In construing this law it, has already been decided in this Court that the collector is not liable for the detention of a vessel
"ostensibly bound, with a cargo, to some other port of the United States whenever in his opinion the intention is to violate or evade any of the provisions of the acts laying an embargo, until the decision of the President of the United States be had thereon."
For the correctness of this opinion he is not responsible. If in truth he has formed it, his duty

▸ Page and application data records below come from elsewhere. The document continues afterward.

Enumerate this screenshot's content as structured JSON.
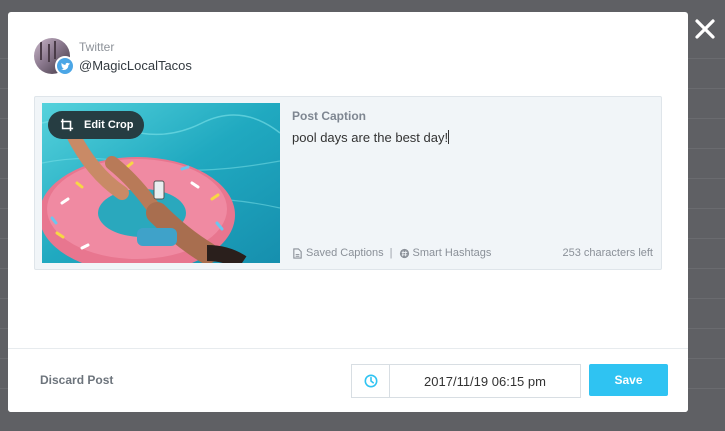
{
  "account": {
    "network": "Twitter",
    "handle": "@MagicLocalTacos",
    "badge_icon": "twitter-icon"
  },
  "post": {
    "edit_crop_label": "Edit Crop",
    "caption_label": "Post Caption",
    "caption_value": "pool days are the best day!",
    "saved_captions_label": "Saved Captions",
    "separator": "|",
    "smart_hashtags_label": "Smart Hashtags",
    "chars_left": "253 characters left"
  },
  "footer": {
    "discard_label": "Discard Post",
    "datetime_value": "2017/11/19 06:15 pm",
    "save_label": "Save"
  },
  "colors": {
    "accent": "#2fc3f2",
    "twitter": "#4ba6e6",
    "overlay": "#5f6064",
    "edit_crop_bg": "#263d42"
  }
}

obliges him to act upon it, and when the law affords him no other guide than his own judgment and declares that judgment to be conclusive in the case, it must constitute his protection although it be erroneous. The legislature did not intend to expose the collector to the hazard of being obliged to show that he had probable cause for the opinion he had formed. If in reality he had formed it, the law justifies him for acting upon it. If it can be proved, either from the gross oppression of the case or from other proper testimony, that the collector did not in fact entertain the opinion under which he professed to act, some doubt may be entertained of his being justified by the law; but if the opinion avowed was real, though mistaken, a detention under that opinion is lawful.

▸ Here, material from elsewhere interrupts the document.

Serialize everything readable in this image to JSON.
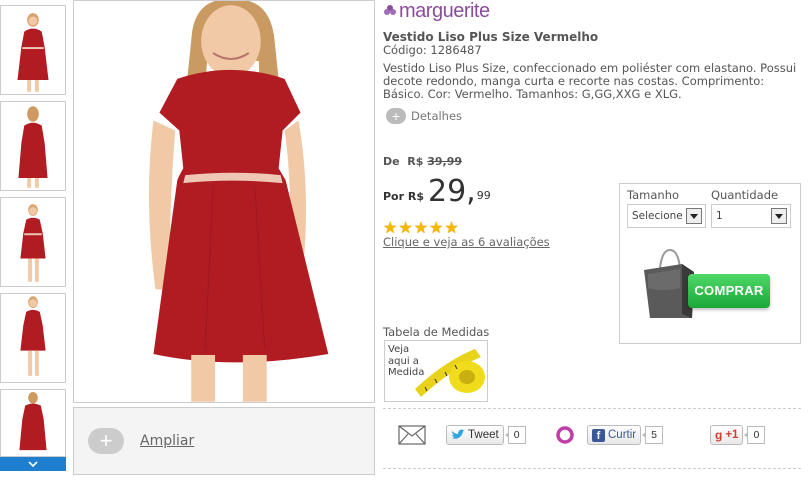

But the act of Congress authorizes only a detention of the vessel, not its removal. The collector did remove the vessel from one harbor into another, a distance of about thirty miles by water, and in this removal the injury was sustained. As an independent act, this proceeding is not justified by the law. It was the duty of the collector to detain the vessel, and all acts which were necessary as means to the end were lawful, but unless this removal was necessary for the purpose of detention, it is not protected by the law.
The charge of the judge will now be examined.

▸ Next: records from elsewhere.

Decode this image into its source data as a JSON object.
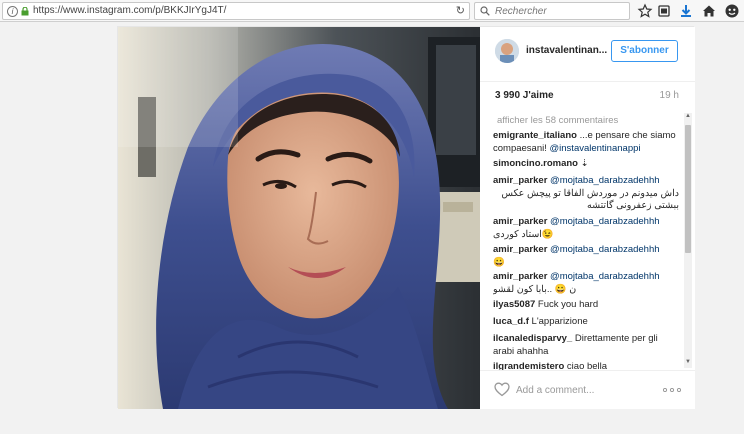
{
  "browser": {
    "url": "https://www.instagram.com/p/BKKJIrYgJ4T/",
    "search_placeholder": "Rechercher"
  },
  "post": {
    "username": "instavalentinan...",
    "follow_label": "S'abonner",
    "likes": "3 990 J'aime",
    "time": "19 h",
    "load_more": "afficher les 58 commentaires",
    "comment_placeholder": "Add a comment...",
    "comments": [
      {
        "user": "emigrante_italiano",
        "text": " ...e pensare che siamo compaesani! ",
        "mention": "@instavalentinanappi"
      },
      {
        "user": "simoncino.romano",
        "text": " ⇣",
        "mention": ""
      },
      {
        "user": "amir_parker",
        "text": " داش میدونم در موردش الفاقا تو پیچش عکس ببشتی زعفرونی گاتتشه",
        "mention": "@mojtaba_darabzadehhh"
      },
      {
        "user": "amir_parker",
        "text": " استاد کوردی😉",
        "mention": "@mojtaba_darabzadehhh"
      },
      {
        "user": "amir_parker",
        "text": " 😀",
        "mention": "@mojtaba_darabzadehhh"
      },
      {
        "user": "amir_parker",
        "text": " ن 😀 ..بابا کون لقشو",
        "mention": "@mojtaba_darabzadehhh"
      },
      {
        "user": "ilyas5087",
        "text": " Fuck you hard",
        "mention": ""
      },
      {
        "user": "luca_d.f",
        "text": " L'apparizione",
        "mention": ""
      },
      {
        "user": "ilcanaledisparvy_",
        "text": " Direttamente per gli arabi ahahha",
        "mention": ""
      },
      {
        "user": "ilgrandemistero",
        "text": " ciao bella",
        "mention": ""
      }
    ]
  },
  "colors": {
    "accent": "#3897f0",
    "scarf": "#3e4f8f",
    "background": "#f2f2f2"
  },
  "icons": [
    "info-icon",
    "lock-icon",
    "reload-icon",
    "search-icon",
    "star-icon",
    "reading-list-icon",
    "download-icon",
    "home-icon",
    "emoji-icon",
    "heart-icon",
    "more-options-icon"
  ]
}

He instructed the jury "that the several matters and things so given in evidence by the said William Otis did not in law maintain the issue on his part."
If this instruction could be understood as conveying to the jury an opinion that Otis had not justified the detention of the vessel, the Court would feel no hesitation in pronouncing it erroneous. But it was necessary for Otis be justify the removal as well as the detention, and he could only justify the removal by showing that it was necessary to a secure detention. Had he offered any testimony whatever to this point, it might have been incumbent on the judge to submit that testimony to the jury. But he has offered no testimony whatever to it. This Court therefore cannot say that the judge of the state court has erred in saying that the matters and things
given in evidence by the said William Otis did not in law support his plea. Certainly they did not make out a justification under the act of Congress.
The judge further instructed the jury
"that it was the duty of the collector, as collector, to have used reasonable care in ascertaining the facts on which to form an opinion and to transmit to the President a statement of those facts for his decision."
The act authorizes the collector to detain a vessel on his own mere suspicion, "until the decision of the President of the United States be had thereupon."
On what is the decision of the President to be had? Clearly on the further detention of the vessel and on the future proceedings of the collector respecting her. Whenever the President acts, he is expected to act upon information, and from whom in this instance is his information to be derived? Unquestionably from the collector. The law does not indeed say in terms that the collector "shall take reasonable care in ascertaining the facts," or that he shall afterwards communicate those facts correctly to the President, and if this be not a fair and necessary construction of the act, the judge has misconstrued the law and his judgment ought to be reversed. But it seems to be an inference which must be drawn from the words of the law. It follows necessarily from the duties of forming an opinion and of communicating that opinion to the President for his decision in the case that reasonable care ought to be used in collecting the facts to be stated to the President and that the statement ought to be made.
I cannot say that the court of Massachusetts has erred in its construction of the act of Congress under which the defendant justifies the trespass alleged in the declaration.